(Reuters) - NBC's "Today" is revamping its show as it tries to retake the ratings lead it held for decades, adding "The Voice" host Carson Daly and a new set to lure back viewers who defected last year to ABC's "Good Morning America."
"Today," which generates the bulk of the profits for NBC's news division, is looking to recapture viewers it lost after anchor Ann Curry left in June 2012. Earlier that spring, "Good Morning America" snapped the show's 16-year winning streak atop the morning ratings.
"We want to be very competitive in the morning wars," Matt Lauer, the show's co-host, said on the new orange-hued set in Rockefeller Center on Thursday from which he and fellow hosts Savannah Guthrie and Al Roker will be seen starting Monday.
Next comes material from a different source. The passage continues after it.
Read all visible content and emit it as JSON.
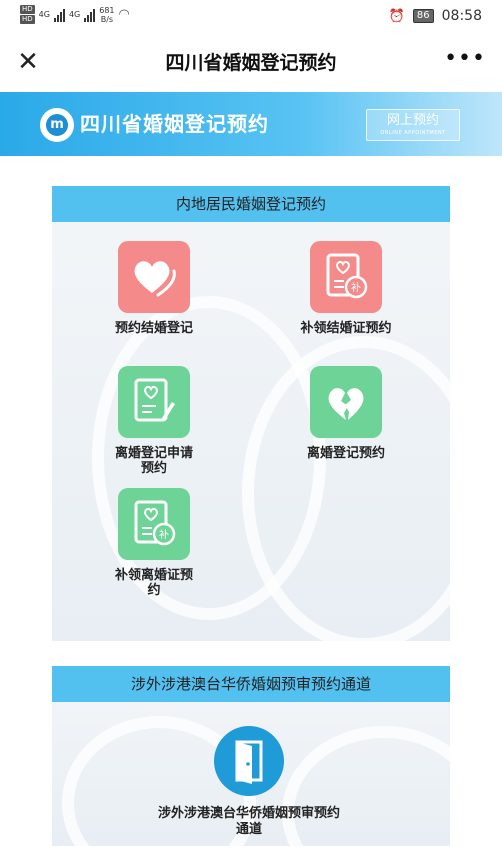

"Good Morning America" on Walt Disney Co's ABC leads the ratings race in total viewers and among 25- to 54-year-olds, the group advertisers target during the morning shows. "GMA" averaged nearly 2 million viewers in that age group, about 86,000 more than "Today," according to Nielsen data from September 24, 2012, through September 1, 2013.
Third-place "CBS This Morning," which has steadily grown its audience since it rebranded with a bent toward hard news in January 2012, averaged 1 million in 25- to 54-year-olds.
Advertisers spent an estimated $515 million last year for the 7 a.m. to 9 a.m. time slot, according to Kantar Media, and it is among the more profitable parts of a network's schedule, according to Jon Swallen, Kantar's chief research officer.
"Today's" share of that market has dropped to 50.1 percent from 59.1 percent in 2010, according to Kantar's numbers.
"You used to be able to just buy 'Today' and maybe a little CBS," said Aaron Cohen, chief media negotiator for Horizon Media. The marketing and advertising firm buys morning show ads for clients that include Geico, Capital One and Weight Watchers.
Cohen said "Today" is still valuable to advertisers because it trails "Good Morning America" by a just tiny margin among women 25 to 54, a key morning demographic.
Turning around the morning program has been a focus of Comcast, which bought control of NBC Universal in 2011 and installed former Comcast Cable President Steve Burke as chief executive of the TV and film unit. The company brought in Patricia Fili-Krushel, an ally of Burke, to oversee business operations of the news division, as well as cable channels MSNBC and CNBC.
The job of overhauling the show was given to Deborah Turness, a former ITV executive in Britain who oversees the NBC News division, including breaking news coverage at its bureaus as well as shows including "NBC Nightly News with Brian Williams," the "Today" show, "Meet the Press" and "Dateline."
"We are a news show. I'll say it again. We are a news show," Turness told reporters. "We must be ambitious, we must be enterprising," she said.
To rebuild the audience, Turness says the show will stress exclusives and breaking news stories in a lineup that regularly features cooking segments, outdoor concerts and wacky YouTube videos.
She listed some recent "Today" exclusives, including an interview with cooking show cost Paula Deen, who had been involved in a scandal, an interview with the lawyer for convicted national securities leaker Bradley Manning, who revealed his client wanted a sex change, and interrogation tapes with Ariel Castro, who was convicted of holding three women hostage in a Cleveland home.
The hub of the show will be a new set, which features a desk area for hosts that can rotate 360 degrees, state of the art weather screens for Roker, bright orange couches, and Daly's new digital set, which will allow him to chat with guests after they appear on the main set.
The space is also designed for social media interaction with guests, including live stream interviews, and real-time analysis of social data and reactions from the web.
NBC did not say what it spent on the upgrades.
The news bent Turness intends to install at "Today" is a bid to stop the advance of the "CBS This Morning," which is in third place but has closed the gap since launching in January 2012. Hosted by Charlie Rose, Gayle King and Norah O'Donnell, it has positioned itself as a hard-news alternative to its two more heavily viewed competitors.
"CBS This Morning" has averaged 2.8 million total viewers so far this season, up 13 percent from a year earlier, but still about 1.8 million behind the No. 2 "Today."
"NBC doesn't really think about CBS, but they might need to in the future," said Brian Stelter, a New York Times reporter and author of "Top of the Morning: Inside the Cutthroat World of Morning TV."
Reporting by Liana B. Baker and Lisa Richwine; Editing by Ronald Grover and Chris Gallagher